Decision of the English High Court

The Court recalled that the test for an anti-suit injunction was that the claimant must satisfy the court on the material adduced at the interlocutory hearing that a binding and applicable arbitration agreement exists to a high degree of probability. The court would ordinarily restrain foreign proceedings unless the defendant shows “strong reasons” for not doing so. The Court added that an anti-suit injunction is a discretionary remedy and participation in foreign proceedings or delay in seeking the remedy are “well-established objections” to the grant of an anti-suit injunction.

Applying these principles, the Court noted that prima facie an applicable and binding arbitration agreement existed. The main issue was whether the court should nevertheless refuse to grant an anti-suit injunction given VTB’s participation in the Armenian proceedings.
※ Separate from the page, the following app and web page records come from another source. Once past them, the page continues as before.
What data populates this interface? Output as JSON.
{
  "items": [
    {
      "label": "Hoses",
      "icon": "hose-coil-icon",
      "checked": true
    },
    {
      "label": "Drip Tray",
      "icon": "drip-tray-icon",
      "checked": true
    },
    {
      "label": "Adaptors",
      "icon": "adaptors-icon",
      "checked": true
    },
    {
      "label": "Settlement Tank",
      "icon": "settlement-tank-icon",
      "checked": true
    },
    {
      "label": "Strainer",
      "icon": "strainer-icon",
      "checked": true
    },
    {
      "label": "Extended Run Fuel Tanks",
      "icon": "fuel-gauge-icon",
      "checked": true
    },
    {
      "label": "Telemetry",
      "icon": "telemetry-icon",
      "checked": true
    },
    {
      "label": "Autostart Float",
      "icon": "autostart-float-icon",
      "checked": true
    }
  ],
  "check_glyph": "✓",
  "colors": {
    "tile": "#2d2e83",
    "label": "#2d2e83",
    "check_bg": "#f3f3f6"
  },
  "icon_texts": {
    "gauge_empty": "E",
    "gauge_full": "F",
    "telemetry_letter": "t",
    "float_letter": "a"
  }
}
However, the immediate questions at the current hearing were whether the Court should:

  1. adjourn the substantive hearing for a later date or continue with it “as is”; and
  2. provide some relief to VTB to protect it against the prejudice arising from the delay if an adjournment was granted.

In respect to the first question, VTB argued that the full substantive hearing should proceed. Mr Mejlumyan had had sufficient time to prepare his case and he had delayed making his application for an extension of time for the hearing. However, the Court accepted “without hesitation” that Mr Mejlumyan had been impeded from giving instructions in circumstances in which he was suffering from COVID-19. As a consequence, the Court agreed to adjourn the substantive hearing of the anti-suit injunction for a short time.

Regarding the second question, Mr Mejlumyan resisted the granting of an interim anti-suit injunction on the basis that the interim relief would practically operate as the final relief. He also argued that if he were to lose the jurisdiction challenge before the Armenian courts, he would have only seven days to appeal and the interim anti-suit injunction would prevent him from pursuing that appeal. The Court found that an interim, “hold the ring” anti-suit injunction to protect VTB while Mr Mejlumyan prepared his case would be appropriate. The Court resolved Mr Mejlumyan’s concern over pursuing a potential appeal by tailoring the order and drafting a carve-out that would cover that circumstance. As a result, Mr Mejlumyan would not need to obtain the Court’s leave to appeal in Armenia.

Mr Mejlumyan also argued that interim relief of this nature could only be granted in an ex-parte application subject to full and frank disclosure by the claimant. The Court underscored the importance of full and frank disclosure in both inter-partes and ex-parte applications. However, it noted that this was not a case where VTB was trying to misuse the procedure by obtaining interim relief and avoiding its duty to provide full and frank disclosure. The Court was satisfied that it had the jurisdiction to grant this relief as long as the safeguards followed in a without notice application were followed. It held that a “hold the ring”, anti-suit injunction for the period of a short adjournment, tailored to avoid prejudice to Mr Mejlumyan’s ability to appeal, met that threshold.

Accordingly, the Court granted an interim anti-suit injunction.


This judgment confirms the availability of “hold the ring” anti-suit injunctions in certain limited circumstances. In this case, the Court balanced the need to protect VTB against the prejudice arising from any delay against Mr Mejlumyan’s illness and need for more time to prepare his case. The Court reached a practical and pragmatic outcome, allowing a short delay to the substantive hearing, protecting VTB’s position with a “hold the ring” interim injunction, but also making provision for Mr Mejlumyan to appeal the Armenian court decision if required. As a consequence, the decision illustrates the active and flexible approach taken by the English court in exercising its supervisory jurisdiction to appropriately balance the competing interests of the parties.

For more information please contact Craig Tevendale, Partner, Vanessa Naish, Professional Support Consultant, or your usual Herbert Smith Freehills contact.

Craig Tevendale
Craig Tevendale
+44 20 7466 2445
Vanessa Naish
Vanessa Naish
Professional Support Consultant
+44 20 7466 2112